The DA has lodged a complaint with the United Nations Educational, Scientific and Cultural Organization (UNESCO) against the South African government and the Minister of Higher Education, Blade Nzimande. The DA’s aim with this intervention is for the United Nations (UN) to force Minister Nzimande and the government to recognise Afrikaans as well as the Khoi, San and Nama languages as full-fledged indigenous South African languages in the new Language Policy Framework for Higher Education Institutions.
According to UNESCO’s complaint procedure, the South African government must respond within three months to the DA’s complaint that Minister Nzimande’s classification of these languages as “foreign” violates Articles 26 and 27 of the Universal Declaration of Human Rights. These articles stipulate that everyone has the right to education; that higher education should be accessible to all on the basis of merit; that education should be used to “promote understanding, tolerance and friendship between all nations, races or ethnic groups”; and that everyone has the right to participate freely in the cultural life of their community.
The DA believes that the hateful classification of Afrikaans as well as Khoi, San and Nama languages as “foreign” violates all of these values.
The explicit aim of Minister Nzimande’s Language Policy Framework is to develop and strengthen “indigenous languages as languages of academia, teaching, learning and communication at South African universities”. The exclusion of certain languages from the definition of “indigenous languages” therefore means that these languages are excluded from the policy’s efforts to develop and strengthen South African languages.
President Cyril Ramaphosa has also already acknowledged that Afrikaans-speakers are “scared and worried” about the implication of the misclassification. The reason for this is that the classification of Afrikaans as well as Khoi, San and Nama languages as “foreign” creates the impression that the speakers of these languages are in some way “alien” or “foreign” to South Africa, and do therefore not really belong here.
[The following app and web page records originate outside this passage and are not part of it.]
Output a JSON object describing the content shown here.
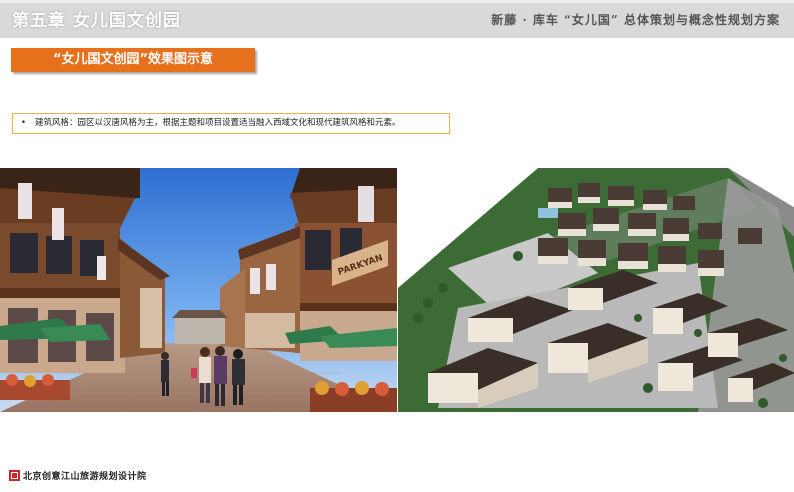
{
  "header": {
    "chapter_title": "第五章  女儿国文创园",
    "project_title": "新藤 · 库车 “女儿国” 总体策划与概念性规划方案"
  },
  "banner": {
    "title": "“女儿国文创园”效果图示意"
  },
  "note": {
    "bullet": "•",
    "text": "建筑风格：园区以汉唐风格为主，根据主题和项目设置适当融入西域文化和现代建筑风格和元素。"
  },
  "photos": {
    "street": {
      "sign": "PARKYAN"
    }
  },
  "footer": {
    "organization": "北京创意江山旅游规划设计院"
  },
  "colors": {
    "accent": "#e7701d",
    "note_border": "#e5b54a",
    "logo": "#c8282d"
  }
}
This othering that attempts to classify certain citizens as “foreign” is in direct conflict with Article 26’s stipulation that education must be used to promote “understanding, tolerance and friendship”.
Finally, the Language Policy Framework makes it clear that the government will make fewer resources available to languages that they consider to be “foreign”. In this way, the speakers of Afrikaans as well as Khoi, San and Nama languages will be deprived of the resources they need to sustain the cultural life of their communities – in direct violation to Article 27 of the Universal Declaration of Human Rights.
The DA was forced to lay this charge following the government’s persistent refusal to correct the misclassification. The DA has made three written requests to Minister Nzimande to correct the definition. We have also lodged a complaint with the South African Human Rights Commission (SAHRC), handed over a public petition and wrote to President Cyril Ramaphosa about it. The government has chosen to ignore these pleas – leaving us with no choice but to approach the international community for help.
Our request to the UN also emphasizes the urgency of the matter. The new Language Policy Framework will come into effect in January 2022, and we hope that the international community will help us force the government to recognise Afrikaans as well as Khoi, San and Nama languages as full-fledged indigenous languages that are also entitled to support and recognition, before that date.